Alright so lets get down to business.. are we better off using butter or margarine?

As a Dietitian I am very much an advocate for providing nutrition advice that is evidence based, meaning my recommendations are always based on the cold hard facts, not the latest fad or trend or some small scale study that has just been released.

So basically in weighing up all the pros and cons of butter vs marg my general consensus is, that Margarine is a good substitute for butter, especially if you have a family history of high cholesterol or cardiovascular disease or are already actually experiencing similar problems with your health. And here is a quick summary of a few reasons why I think this…

1. Margarine spreads contain 65% less saturated fat than butter
Each 10 gram serving of a typical margarine spread (enough for two slices of bread) contains 1.7g of saturated fat compared to 5.0g of saturated fat in butter.

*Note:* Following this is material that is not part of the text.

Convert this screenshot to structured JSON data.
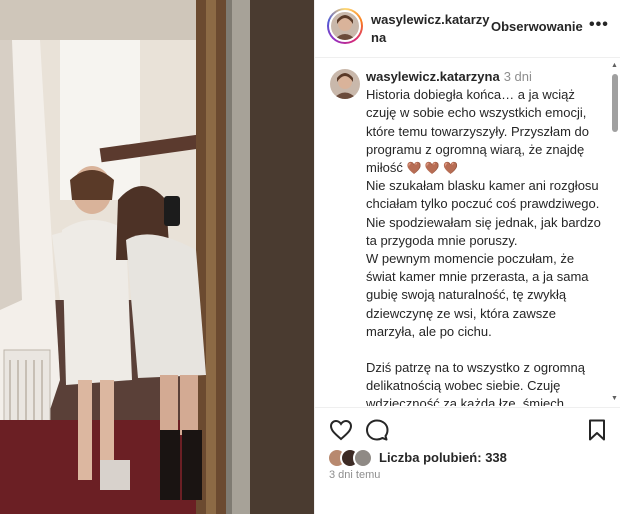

2. Most margarine spreads contain only a trace amount of trans fats whereas butter contains 3-4% trans fats
Unfortunately, margarine has long been thought to be bad for our health, as once upon a time margarine spreads did infact contain much higher levels of trans fats due to the way in which they were processed. Today however, most margarine spreads contain less than 1% of trans fatty acids, which is a very low level. It is actually now a strict regulation that all margarine spreads must contain no more than 1% trans fat to be able to be sold in country!

3. Margarine spreads contain more ‘good’ unsaturated oils than butter
Standard margarine spreads are made up of around 65% ‘good’ oils and therefore retain all the benefits of these oils. As I explained earlier, it is important that we include plenty of these types of good fats in our diets for better heart health!

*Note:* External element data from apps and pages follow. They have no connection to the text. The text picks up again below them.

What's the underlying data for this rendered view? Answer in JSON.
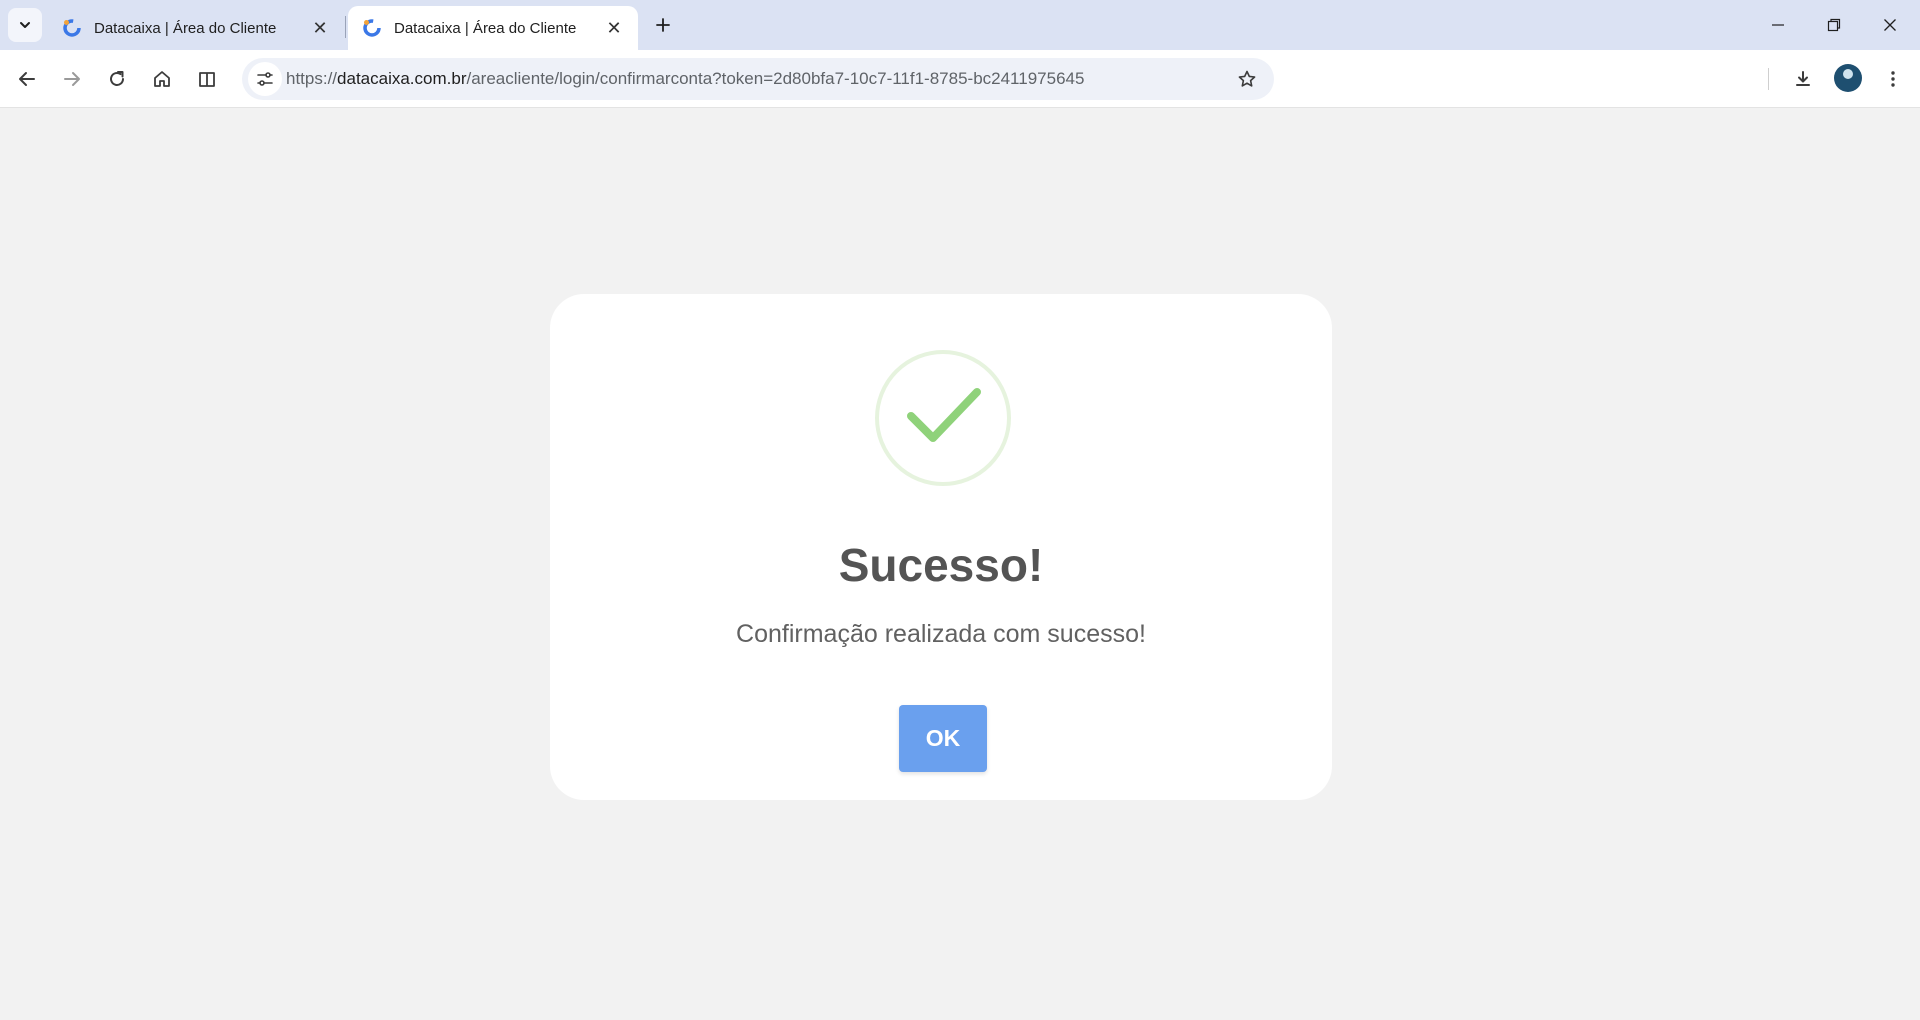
{
  "browser": {
    "tabs": [
      {
        "title": "Datacaixa | Área do Cliente",
        "active": false
      },
      {
        "title": "Datacaixa | Área do Cliente",
        "active": true
      }
    ],
    "url": {
      "scheme": "https://",
      "host": "datacaixa.com.br",
      "path": "/areacliente/login/confirmarconta?token=2d80bfa7-10c7-11f1-8785-bc2411975645"
    },
    "icons": {
      "tab_search": "chevron-down-icon",
      "tab_close": "close-icon",
      "new_tab": "plus-icon",
      "back": "arrow-left-icon",
      "forward": "arrow-right-icon",
      "reload": "reload-icon",
      "home": "home-icon",
      "split": "split-view-icon",
      "site_info": "tune-icon",
      "bookmark": "star-icon",
      "download": "download-icon",
      "menu": "kebab-menu-icon"
    }
  },
  "modal": {
    "title": "Sucesso!",
    "message": "Confirmação realizada com sucesso!",
    "ok_label": "OK",
    "colors": {
      "button": "#6aa0ee",
      "check": "#8fd27a",
      "ring": "#e6f3de",
      "title": "#545454"
    }
  }
}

4. Canola margarine spreads contain omega-3 whereas butter does not contain any omega-3
Margarine spreads made with canola oil, are a natural source of omega-3. Omega-3 fats are valuable nutrients in a healthy diet as scientific evidence shows that these fats are beneficial to health throughout all stages of life and are essential not only for improving and maintaining good cardiovascular health but also for healthy development and function of the brain and eye.

In saying all this, at the end of the day it is your choice which you choose, but at least now you are equipped with the real facts and can make your own informed decisions about what you choose to spread on you bread tomorrow!

Alternatively, why not ditch the spreads altogether and smash some fresh avo on your toast or sandwiches instead! Not only are avos healthy and natural, but they are packed full monounsaturated fats (to help further reduce your bad cholesterol levels) and also contain essential vitamins and minerals that will help keep you fighting fit and healthy!

Feel free to Spread the word!

A